Entries by warren king
Here’s part three in a new video series from BBC Learning English and The Open University called ‘Shakespeare Speaks’. The series celebrates Shakespeare’s use of language with light-hearted video clips that imagine the inspiration for Shakespearean phrases that are still in use today. Here the origin of Shakespeare’s phrase “I’ll send him packing” is explored. […]
Here’s part two in a new video series from BBC Learning English and The Open University called ‘Shakespeare Speaks’. The series celebrates Shakespeare’s use of language with light-hearted video clips that imagine the inspiration for Shakespearean phrases that are still in use today. In today’s video the origin of Shakespeare’s phrase “as dead as a […]
Today we’re happy to share the first in a new video series from BBC Learning English and The Open University called ‘Shakespeare Speaks’. The series celebrates Shakespeare’s use of language with light-hearted video clips that imagine the inspiration for Shakespearean phrases that are still in use today.

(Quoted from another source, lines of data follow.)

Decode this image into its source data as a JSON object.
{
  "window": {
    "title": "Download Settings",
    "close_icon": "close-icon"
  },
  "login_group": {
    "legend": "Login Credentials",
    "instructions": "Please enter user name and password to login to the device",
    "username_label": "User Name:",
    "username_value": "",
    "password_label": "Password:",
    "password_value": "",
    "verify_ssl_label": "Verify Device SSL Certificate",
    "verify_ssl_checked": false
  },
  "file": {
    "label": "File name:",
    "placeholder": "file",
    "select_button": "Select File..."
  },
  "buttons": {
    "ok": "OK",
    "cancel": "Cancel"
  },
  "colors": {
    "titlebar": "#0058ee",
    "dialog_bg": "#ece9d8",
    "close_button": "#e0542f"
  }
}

In today’s video the origin of Shakespeare’s phrase […]
We think of Shakespeare as one of the greatest modern Western writers, and perhaps the greatest playwright ever. We imagine him sitting alone at his desk, writing the plays by candlelight, his quill pen scratching in the silent night. We probably think about him in the way we do about a modern novelist, whose stories […]

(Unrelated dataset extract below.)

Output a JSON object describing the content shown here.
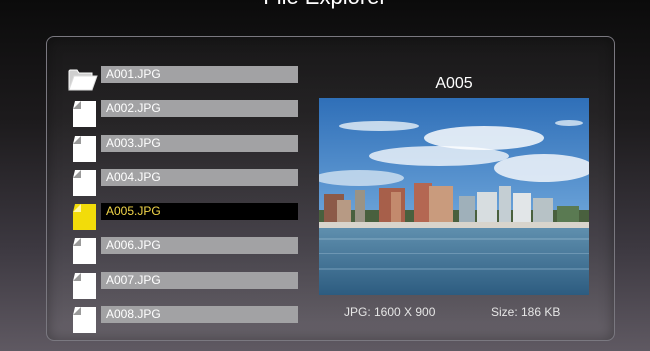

…according to the Daily Mail. Great piece from A.N. Wilson looking at Shakespeare’s take on Europe – and vice versa – in response to two polititians trading Shakespeare quotes in relation to the upcoming UK referendum on EU membership. Earlier this week European Council President Donald Tusk tweeted: “To be, or not to be together, […]
Whatever else William Shakespeare was he was a voracious reader. One thing is certain: there were a few books on his bookshelf that he referred to constantly and which were well thumbed. Among them were all the volumes of Raphael Holinshed’s Chronicles of England Scotland and Ireland, which was a comprehensive history of Britain. On […]

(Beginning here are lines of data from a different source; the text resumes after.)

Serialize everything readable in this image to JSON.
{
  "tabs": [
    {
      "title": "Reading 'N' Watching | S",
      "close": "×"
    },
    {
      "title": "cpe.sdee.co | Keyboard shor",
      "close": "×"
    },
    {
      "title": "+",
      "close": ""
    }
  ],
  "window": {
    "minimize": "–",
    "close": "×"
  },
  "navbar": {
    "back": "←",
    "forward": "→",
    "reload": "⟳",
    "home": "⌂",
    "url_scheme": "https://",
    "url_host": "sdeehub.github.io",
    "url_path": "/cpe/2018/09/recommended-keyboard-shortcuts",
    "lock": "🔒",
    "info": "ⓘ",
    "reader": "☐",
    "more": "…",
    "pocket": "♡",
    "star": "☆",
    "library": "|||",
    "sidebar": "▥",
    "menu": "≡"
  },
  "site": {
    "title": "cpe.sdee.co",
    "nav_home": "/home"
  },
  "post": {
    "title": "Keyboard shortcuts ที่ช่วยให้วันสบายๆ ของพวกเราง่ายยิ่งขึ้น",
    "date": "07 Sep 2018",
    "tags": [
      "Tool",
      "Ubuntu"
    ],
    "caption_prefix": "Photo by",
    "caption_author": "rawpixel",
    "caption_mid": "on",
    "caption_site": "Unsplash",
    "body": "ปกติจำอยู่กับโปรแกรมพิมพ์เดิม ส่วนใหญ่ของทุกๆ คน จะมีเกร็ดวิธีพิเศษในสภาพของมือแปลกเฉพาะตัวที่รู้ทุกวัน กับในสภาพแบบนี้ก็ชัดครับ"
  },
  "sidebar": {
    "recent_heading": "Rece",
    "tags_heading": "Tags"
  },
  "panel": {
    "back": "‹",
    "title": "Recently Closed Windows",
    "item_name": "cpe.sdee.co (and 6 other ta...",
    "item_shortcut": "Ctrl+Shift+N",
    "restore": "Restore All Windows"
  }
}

Macbeth is a prime example of a violent Jacobean drama. As the Elizabethan age gave way to the Jacobean era new young playwrights emerged. They were very much in tune with their sophisticated London audience, who delighted in the spectacle of sex and violence, so Jacobean plays became increasingly sexual and violent. Not only was […]
Our friends over at the Shakespeare Calling blog have just released their Shakespeare ruminations in book format: Why Shakespeare? Who is this Hamlet? Is Lady Macbeth really evil? Can Caliban really be a twitchy speeded Goth freak? What’s so interesting about Lady Blanche, Lucius, Queen Margaret, Cassius, Paulina, Emilia, Celia…? These and many, many more […]
Plagiarism was not an issue for Elizabethan and Jacobean playwrights, and there wasn’t even any such concept. Writers collaborated on plays without there being any fuss about whose intellectual property the final play was. They also used the stories and even the words of other writers in their plays and that was entirely acceptable at […]
We very happily stumbled across the wonderful AnagramGenius website this week, which truly does have some genius anagrams – including a range of Shakespeare anagrams from the ridiculous to the sublime. ‘William Shakespeare’ is an anagram of: ‘Hear me as I will speak’ ‘I swear I’ll make heaps’ …and perhaps our favourite, ‘We shall […]
Publishers Hodden and Stoughton have just announced that they will be paying London mayor, Boris Johnson, a half a million pounds (about 750,000 US dollars) to write a biography of William Shakespeare. That is more of a reflection of the greed and cynicism of publishers than of the surprise that someone not known as a […]